• ACTION ITEM
Retype the records that follow, every line exactly as written.

• DATA SUPPLIED
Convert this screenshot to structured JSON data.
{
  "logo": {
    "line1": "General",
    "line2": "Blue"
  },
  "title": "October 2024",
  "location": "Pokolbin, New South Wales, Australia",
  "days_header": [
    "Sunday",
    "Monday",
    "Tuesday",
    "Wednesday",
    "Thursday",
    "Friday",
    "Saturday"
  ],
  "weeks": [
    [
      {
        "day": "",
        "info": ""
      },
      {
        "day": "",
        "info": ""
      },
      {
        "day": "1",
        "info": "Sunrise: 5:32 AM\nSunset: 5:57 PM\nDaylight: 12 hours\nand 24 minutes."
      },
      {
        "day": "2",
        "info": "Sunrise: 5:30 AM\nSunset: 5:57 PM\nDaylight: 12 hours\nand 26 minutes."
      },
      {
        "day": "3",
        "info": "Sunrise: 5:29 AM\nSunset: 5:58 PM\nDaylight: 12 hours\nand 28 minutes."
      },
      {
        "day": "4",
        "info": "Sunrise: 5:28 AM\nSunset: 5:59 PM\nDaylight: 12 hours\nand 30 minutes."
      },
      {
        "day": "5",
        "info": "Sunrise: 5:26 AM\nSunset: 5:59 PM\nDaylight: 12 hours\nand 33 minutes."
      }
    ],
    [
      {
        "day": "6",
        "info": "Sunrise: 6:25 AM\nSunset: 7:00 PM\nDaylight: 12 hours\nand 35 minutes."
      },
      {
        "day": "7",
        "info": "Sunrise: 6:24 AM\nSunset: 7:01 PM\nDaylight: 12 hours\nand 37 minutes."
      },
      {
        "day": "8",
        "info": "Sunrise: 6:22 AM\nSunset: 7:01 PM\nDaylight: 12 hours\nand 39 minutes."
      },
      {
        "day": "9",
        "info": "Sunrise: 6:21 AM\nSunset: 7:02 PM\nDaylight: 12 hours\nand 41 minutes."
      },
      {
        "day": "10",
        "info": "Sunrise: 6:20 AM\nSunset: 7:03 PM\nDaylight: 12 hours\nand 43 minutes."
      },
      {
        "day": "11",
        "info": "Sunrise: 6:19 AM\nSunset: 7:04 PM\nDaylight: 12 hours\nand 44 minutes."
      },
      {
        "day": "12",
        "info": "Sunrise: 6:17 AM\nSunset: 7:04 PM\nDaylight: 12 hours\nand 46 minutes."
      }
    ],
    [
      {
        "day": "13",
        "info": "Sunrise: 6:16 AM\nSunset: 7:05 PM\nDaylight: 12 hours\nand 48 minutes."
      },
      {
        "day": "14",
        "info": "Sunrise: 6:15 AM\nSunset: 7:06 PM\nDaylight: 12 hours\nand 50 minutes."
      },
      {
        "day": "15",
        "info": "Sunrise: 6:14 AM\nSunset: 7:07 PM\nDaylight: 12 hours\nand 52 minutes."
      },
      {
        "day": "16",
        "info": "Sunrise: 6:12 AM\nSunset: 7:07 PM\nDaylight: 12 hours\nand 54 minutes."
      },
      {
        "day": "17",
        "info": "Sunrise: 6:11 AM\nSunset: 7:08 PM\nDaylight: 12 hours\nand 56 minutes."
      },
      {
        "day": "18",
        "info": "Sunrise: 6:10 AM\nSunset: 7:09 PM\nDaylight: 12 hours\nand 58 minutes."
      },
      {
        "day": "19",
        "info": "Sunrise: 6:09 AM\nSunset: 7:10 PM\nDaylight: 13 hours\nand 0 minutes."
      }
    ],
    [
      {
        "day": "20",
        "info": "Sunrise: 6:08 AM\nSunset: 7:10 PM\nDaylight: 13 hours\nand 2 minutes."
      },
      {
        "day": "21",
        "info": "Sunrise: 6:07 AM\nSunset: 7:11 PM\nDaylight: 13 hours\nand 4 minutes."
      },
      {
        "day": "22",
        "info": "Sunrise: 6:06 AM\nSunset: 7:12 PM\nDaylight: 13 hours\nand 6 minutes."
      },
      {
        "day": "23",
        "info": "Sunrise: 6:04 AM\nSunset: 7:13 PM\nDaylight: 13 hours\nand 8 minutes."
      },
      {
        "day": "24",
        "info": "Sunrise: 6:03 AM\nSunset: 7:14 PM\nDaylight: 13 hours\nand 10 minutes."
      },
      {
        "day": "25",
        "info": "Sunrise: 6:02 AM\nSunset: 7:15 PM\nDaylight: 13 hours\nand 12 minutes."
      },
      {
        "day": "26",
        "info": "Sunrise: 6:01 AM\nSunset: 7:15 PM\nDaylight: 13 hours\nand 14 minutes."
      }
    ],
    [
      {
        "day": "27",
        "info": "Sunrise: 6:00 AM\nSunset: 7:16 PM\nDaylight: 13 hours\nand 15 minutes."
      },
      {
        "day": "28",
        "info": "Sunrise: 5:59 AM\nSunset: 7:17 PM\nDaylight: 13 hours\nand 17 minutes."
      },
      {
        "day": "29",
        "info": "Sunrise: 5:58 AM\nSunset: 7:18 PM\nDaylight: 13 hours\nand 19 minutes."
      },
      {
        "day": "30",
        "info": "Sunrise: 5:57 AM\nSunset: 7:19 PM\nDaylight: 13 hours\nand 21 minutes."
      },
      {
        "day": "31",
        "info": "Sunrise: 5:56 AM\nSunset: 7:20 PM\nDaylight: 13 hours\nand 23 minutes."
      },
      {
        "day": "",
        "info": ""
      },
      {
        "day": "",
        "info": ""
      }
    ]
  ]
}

• ANSWER BELOW
Convert this screenshot to structured JSON data.
{
  "logo": {
    "line1": "General",
    "line2": "Blue"
  },
  "title": "October 2024",
  "location": "Pokolbin, New South Wales, Australia",
  "days_header": [
    "Sunday",
    "Monday",
    "Tuesday",
    "Wednesday",
    "Thursday",
    "Friday",
    "Saturday"
  ],
  "weeks": [
    [
      {
        "day": "",
        "info": ""
      },
      {
        "day": "",
        "info": ""
      },
      {
        "day": "1",
        "info": "Sunrise: 5:32 AM\nSunset: 5:57 PM\nDaylight: 12 hours\nand 24 minutes."
      },
      {
        "day": "2",
        "info": "Sunrise: 5:30 AM\nSunset: 5:57 PM\nDaylight: 12 hours\nand 26 minutes."
      },
      {
        "day": "3",
        "info": "Sunrise: 5:29 AM\nSunset: 5:58 PM\nDaylight: 12 hours\nand 28 minutes."
      },
      {
        "day": "4",
        "info": "Sunrise: 5:28 AM\nSunset: 5:59 PM\nDaylight: 12 hours\nand 30 minutes."
      },
      {
        "day": "5",
        "info": "Sunrise: 5:26 AM\nSunset: 5:59 PM\nDaylight: 12 hours\nand 33 minutes."
      }
    ],
    [
      {
        "day": "6",
        "info": "Sunrise: 6:25 AM\nSunset: 7:00 PM\nDaylight: 12 hours\nand 35 minutes."
      },
      {
        "day": "7",
        "info": "Sunrise: 6:24 AM\nSunset: 7:01 PM\nDaylight: 12 hours\nand 37 minutes."
      },
      {
        "day": "8",
        "info": "Sunrise: 6:22 AM\nSunset: 7:01 PM\nDaylight: 12 hours\nand 39 minutes."
      },
      {
        "day": "9",
        "info": "Sunrise: 6:21 AM\nSunset: 7:02 PM\nDaylight: 12 hours\nand 41 minutes."
      },
      {
        "day": "10",
        "info": "Sunrise: 6:20 AM\nSunset: 7:03 PM\nDaylight: 12 hours\nand 43 minutes."
      },
      {
        "day": "11",
        "info": "Sunrise: 6:19 AM\nSunset: 7:04 PM\nDaylight: 12 hours\nand 44 minutes."
      },
      {
        "day": "12",
        "info": "Sunrise: 6:17 AM\nSunset: 7:04 PM\nDaylight: 12 hours\nand 46 minutes."
      }
    ],
    [
      {
        "day": "13",
        "info": "Sunrise: 6:16 AM\nSunset: 7:05 PM\nDaylight: 12 hours\nand 48 minutes."
      },
      {
        "day": "14",
        "info": "Sunrise: 6:15 AM\nSunset: 7:06 PM\nDaylight: 12 hours\nand 50 minutes."
      },
      {
        "day": "15",
        "info": "Sunrise: 6:14 AM\nSunset: 7:07 PM\nDaylight: 12 hours\nand 52 minutes."
      },
      {
        "day": "16",
        "info": "Sunrise: 6:12 AM\nSunset: 7:07 PM\nDaylight: 12 hours\nand 54 minutes."
      },
      {
        "day": "17",
        "info": "Sunrise: 6:11 AM\nSunset: 7:08 PM\nDaylight: 12 hours\nand 56 minutes."
      },
      {
        "day": "18",
        "info": "Sunrise: 6:10 AM\nSunset: 7:09 PM\nDaylight: 12 hours\nand 58 minutes."
      },
      {
        "day": "19",
        "info": "Sunrise: 6:09 AM\nSunset: 7:10 PM\nDaylight: 13 hours\nand 0 minutes."
      }
    ],
    [
      {
        "day": "20",
        "info": "Sunrise: 6:08 AM\nSunset: 7:10 PM\nDaylight: 13 hours\nand 2 minutes."
      },
      {
        "day": "21",
        "info": "Sunrise: 6:07 AM\nSunset: 7:11 PM\nDaylight: 13 hours\nand 4 minutes."
      },
      {
        "day": "22",
        "info": "Sunrise: 6:06 AM\nSunset: 7:12 PM\nDaylight: 13 hours\nand 6 minutes."
      },
      {
        "day": "23",
        "info": "Sunrise: 6:04 AM\nSunset: 7:13 PM\nDaylight: 13 hours\nand 8 minutes."
      },
      {
        "day": "24",
        "info": "Sunrise: 6:03 AM\nSunset: 7:14 PM\nDaylight: 13 hours\nand 10 minutes."
      },
      {
        "day": "25",
        "info": "Sunrise: 6:02 AM\nSunset: 7:15 PM\nDaylight: 13 hours\nand 12 minutes."
      },
      {
        "day": "26",
        "info": "Sunrise: 6:01 AM\nSunset: 7:15 PM\nDaylight: 13 hours\nand 14 minutes."
      }
    ],
    [
      {
        "day": "27",
        "info": "Sunrise: 6:00 AM\nSunset: 7:16 PM\nDaylight: 13 hours\nand 15 minutes."
      },
      {
        "day": "28",
        "info": "Sunrise: 5:59 AM\nSunset: 7:17 PM\nDaylight: 13 hours\nand 17 minutes."
      },
      {
        "day": "29",
        "info": "Sunrise: 5:58 AM\nSunset: 7:18 PM\nDaylight: 13 hours\nand 19 minutes."
      },
      {
        "day": "30",
        "info": "Sunrise: 5:57 AM\nSunset: 7:19 PM\nDaylight: 13 hours\nand 21 minutes."
      },
      {
        "day": "31",
        "info": "Sunrise: 5:56 AM\nSunset: 7:20 PM\nDaylight: 13 hours\nand 23 minutes."
      },
      {
        "day": "",
        "info": ""
      },
      {
        "day": "",
        "info": ""
      }
    ]
  ]
}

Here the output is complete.